ASSIGNED TASK:
The output must be the data, printed exactly as written.

Component data from apps and pages:
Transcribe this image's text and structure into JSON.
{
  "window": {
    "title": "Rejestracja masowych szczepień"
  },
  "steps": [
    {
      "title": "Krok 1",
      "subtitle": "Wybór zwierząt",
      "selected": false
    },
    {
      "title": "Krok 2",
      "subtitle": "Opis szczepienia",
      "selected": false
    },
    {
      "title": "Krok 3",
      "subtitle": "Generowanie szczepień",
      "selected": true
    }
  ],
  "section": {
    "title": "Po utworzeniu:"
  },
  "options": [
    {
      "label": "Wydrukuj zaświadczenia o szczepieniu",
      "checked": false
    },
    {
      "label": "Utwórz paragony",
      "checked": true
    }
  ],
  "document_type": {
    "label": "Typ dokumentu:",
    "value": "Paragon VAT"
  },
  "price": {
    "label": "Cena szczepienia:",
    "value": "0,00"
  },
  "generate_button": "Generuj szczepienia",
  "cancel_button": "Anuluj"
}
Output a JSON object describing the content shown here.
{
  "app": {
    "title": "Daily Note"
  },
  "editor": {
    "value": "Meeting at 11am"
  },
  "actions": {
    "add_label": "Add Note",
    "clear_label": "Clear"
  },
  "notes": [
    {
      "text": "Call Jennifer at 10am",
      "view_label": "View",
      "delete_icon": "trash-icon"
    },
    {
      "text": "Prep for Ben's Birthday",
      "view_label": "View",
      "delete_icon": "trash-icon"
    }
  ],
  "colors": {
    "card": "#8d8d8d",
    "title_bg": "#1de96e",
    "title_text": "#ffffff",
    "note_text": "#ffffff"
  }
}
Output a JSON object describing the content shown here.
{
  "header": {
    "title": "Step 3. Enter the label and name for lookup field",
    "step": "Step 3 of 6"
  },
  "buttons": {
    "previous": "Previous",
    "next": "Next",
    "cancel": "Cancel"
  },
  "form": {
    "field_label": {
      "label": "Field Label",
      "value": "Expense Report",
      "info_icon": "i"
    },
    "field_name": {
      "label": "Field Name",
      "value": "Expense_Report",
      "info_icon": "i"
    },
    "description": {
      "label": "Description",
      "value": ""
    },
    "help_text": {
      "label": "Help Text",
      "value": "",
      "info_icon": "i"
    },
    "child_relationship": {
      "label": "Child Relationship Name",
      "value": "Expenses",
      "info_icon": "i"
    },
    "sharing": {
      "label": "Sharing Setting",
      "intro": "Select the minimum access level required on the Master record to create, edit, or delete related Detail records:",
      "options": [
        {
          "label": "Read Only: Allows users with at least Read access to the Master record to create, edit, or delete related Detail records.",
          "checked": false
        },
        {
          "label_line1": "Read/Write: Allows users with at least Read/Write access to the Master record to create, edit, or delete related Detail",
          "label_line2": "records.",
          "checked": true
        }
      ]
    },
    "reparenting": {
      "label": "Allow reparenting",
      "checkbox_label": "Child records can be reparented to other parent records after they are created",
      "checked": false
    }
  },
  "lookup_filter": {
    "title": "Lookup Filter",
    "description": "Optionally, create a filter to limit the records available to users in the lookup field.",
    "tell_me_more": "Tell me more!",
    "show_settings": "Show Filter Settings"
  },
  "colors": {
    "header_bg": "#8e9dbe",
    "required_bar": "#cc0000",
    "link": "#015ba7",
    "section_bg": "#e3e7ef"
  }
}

RESPONSE TO THIS EXERCISE:
Transcribe this image's text and structure into JSON.
{
  "window": {
    "title": "Rejestracja masowych szczepień"
  },
  "steps": [
    {
      "title": "Krok 1",
      "subtitle": "Wybór zwierząt",
      "selected": false
    },
    {
      "title": "Krok 2",
      "subtitle": "Opis szczepienia",
      "selected": false
    },
    {
      "title": "Krok 3",
      "subtitle": "Generowanie szczepień",
      "selected": true
    }
  ],
  "section": {
    "title": "Po utworzeniu:"
  },
  "options": [
    {
      "label": "Wydrukuj zaświadczenia o szczepieniu",
      "checked": false
    },
    {
      "label": "Utwórz paragony",
      "checked": true
    }
  ],
  "document_type": {
    "label": "Typ dokumentu:",
    "value": "Paragon VAT"
  },
  "price": {
    "label": "Cena szczepienia:",
    "value": "0,00"
  },
  "generate_button": "Generuj szczepienia",
  "cancel_button": "Anuluj"
}
Output a JSON object describing the content shown here.
{
  "app": {
    "title": "Daily Note"
  },
  "editor": {
    "value": "Meeting at 11am"
  },
  "actions": {
    "add_label": "Add Note",
    "clear_label": "Clear"
  },
  "notes": [
    {
      "text": "Call Jennifer at 10am",
      "view_label": "View",
      "delete_icon": "trash-icon"
    },
    {
      "text": "Prep for Ben's Birthday",
      "view_label": "View",
      "delete_icon": "trash-icon"
    }
  ],
  "colors": {
    "card": "#8d8d8d",
    "title_bg": "#1de96e",
    "title_text": "#ffffff",
    "note_text": "#ffffff"
  }
}
Output a JSON object describing the content shown here.
{
  "header": {
    "title": "Step 3. Enter the label and name for lookup field",
    "step": "Step 3 of 6"
  },
  "buttons": {
    "previous": "Previous",
    "next": "Next",
    "cancel": "Cancel"
  },
  "form": {
    "field_label": {
      "label": "Field Label",
      "value": "Expense Report",
      "info_icon": "i"
    },
    "field_name": {
      "label": "Field Name",
      "value": "Expense_Report",
      "info_icon": "i"
    },
    "description": {
      "label": "Description",
      "value": ""
    },
    "help_text": {
      "label": "Help Text",
      "value": "",
      "info_icon": "i"
    },
    "child_relationship": {
      "label": "Child Relationship Name",
      "value": "Expenses",
      "info_icon": "i"
    },
    "sharing": {
      "label": "Sharing Setting",
      "intro": "Select the minimum access level required on the Master record to create, edit, or delete related Detail records:",
      "options": [
        {
          "label": "Read Only: Allows users with at least Read access to the Master record to create, edit, or delete related Detail records.",
          "checked": false
        },
        {
          "label_line1": "Read/Write: Allows users with at least Read/Write access to the Master record to create, edit, or delete related Detail",
          "label_line2": "records.",
          "checked": true
        }
      ]
    },
    "reparenting": {
      "label": "Allow reparenting",
      "checkbox_label": "Child records can be reparented to other parent records after they are created",
      "checked": false
    }
  },
  "lookup_filter": {
    "title": "Lookup Filter",
    "description": "Optionally, create a filter to limit the records available to users in the lookup field.",
    "tell_me_more": "Tell me more!",
    "show_settings": "Show Filter Settings"
  },
  "colors": {
    "header_bg": "#8e9dbe",
    "required_bar": "#cc0000",
    "link": "#015ba7",
    "section_bg": "#e3e7ef"
  }
}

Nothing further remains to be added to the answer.